WHAT TO PRODUCE
Within the listing below, show every line that contains the word "count".

DATASET EXCERPTS
* * * * *
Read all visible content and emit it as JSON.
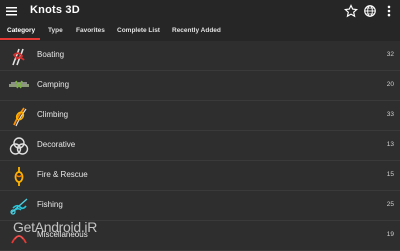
{
  "app": {
    "title": "Knots 3D"
  },
  "tabs": [
    {
      "label": "Category",
      "active": true
    },
    {
      "label": "Type",
      "active": false
    },
    {
      "label": "Favorites",
      "active": false
    },
    {
      "label": "Complete List",
      "active": false
    },
    {
      "label": "Recently Added",
      "active": false
    }
  ],
  "categories": [
    {
      "label": "Boating",
      "count": "32",
      "icon": "boating-knot-icon"
    },
    {
      "label": "Camping",
      "count": "20",
      "icon": "camping-knot-icon"
    },
    {
      "label": "Climbing",
      "count": "33",
      "icon": "climbing-knot-icon"
    },
    {
      "label": "Decorative",
      "count": "13",
      "icon": "decorative-knot-icon"
    },
    {
      "label": "Fire & Rescue",
      "count": "15",
      "icon": "fire-rescue-knot-icon"
    },
    {
      "label": "Fishing",
      "count": "25",
      "icon": "fishing-knot-icon"
    },
    {
      "label": "Miscellaneous",
      "count": "19",
      "icon": "miscellaneous-knot-icon"
    }
  ],
  "watermark": "GetAndroid.iR",
  "colors": {
    "accent": "#e53935",
    "background": "#2e2e2e",
    "toolbar": "#262626"
  }
}
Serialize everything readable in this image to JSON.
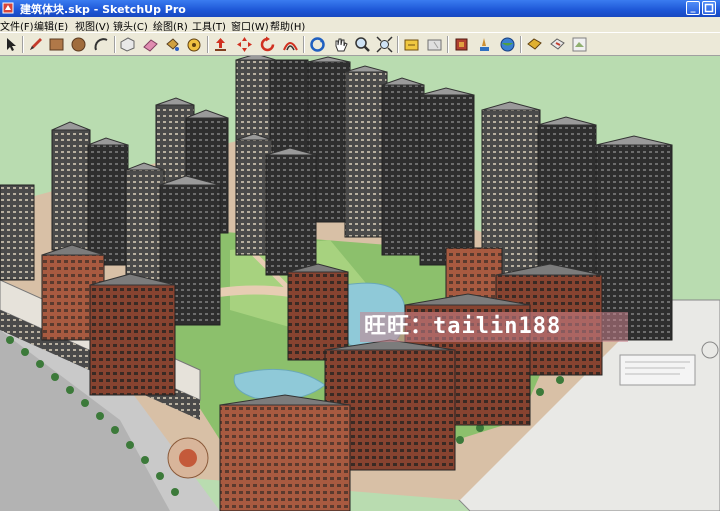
{
  "window": {
    "title": "建筑体块.skp - SketchUp Pro",
    "minimize_glyph": "_"
  },
  "menu": {
    "items": [
      {
        "label": "文件(F)"
      },
      {
        "label": "编辑(E)"
      },
      {
        "label": "视图(V)"
      },
      {
        "label": "镜头(C)"
      },
      {
        "label": "绘图(R)"
      },
      {
        "label": "工具(T)"
      },
      {
        "label": "窗口(W)"
      },
      {
        "label": "帮助(H)"
      }
    ]
  },
  "toolbar": {
    "tools": [
      "select-icon",
      "pencil-icon",
      "rectangle-icon",
      "circle-icon",
      "arc-icon",
      "make-component-icon",
      "eraser-icon",
      "paint-bucket-icon",
      "tape-measure-icon",
      "push-pull-icon",
      "move-icon",
      "rotate-icon",
      "offset-icon",
      "orbit-icon",
      "pan-icon",
      "zoom-icon",
      "zoom-extents-icon",
      "get-models-icon",
      "share-model-icon",
      "components-icon",
      "styles-icon",
      "layers-icon",
      "photo-textures-icon",
      "extension-warehouse-icon",
      "add-location-icon",
      "preview-google-earth-icon"
    ]
  },
  "viewport": {
    "watermark": "旺旺：tailin188",
    "colors": {
      "sky": "#b9dcb0",
      "ground": "#8cc06c",
      "tower": "#3a3a3a",
      "brick": "#8c4634",
      "water": "#8fc9d8",
      "plaza": "#d8b59a"
    }
  }
}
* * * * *
OUTPUT FOR THIS TASK
      "count": "32",
      "count": "20",
      "count": "33",
      "count": "13",
      "count": "15",
      "count": "25",
      "count": "19",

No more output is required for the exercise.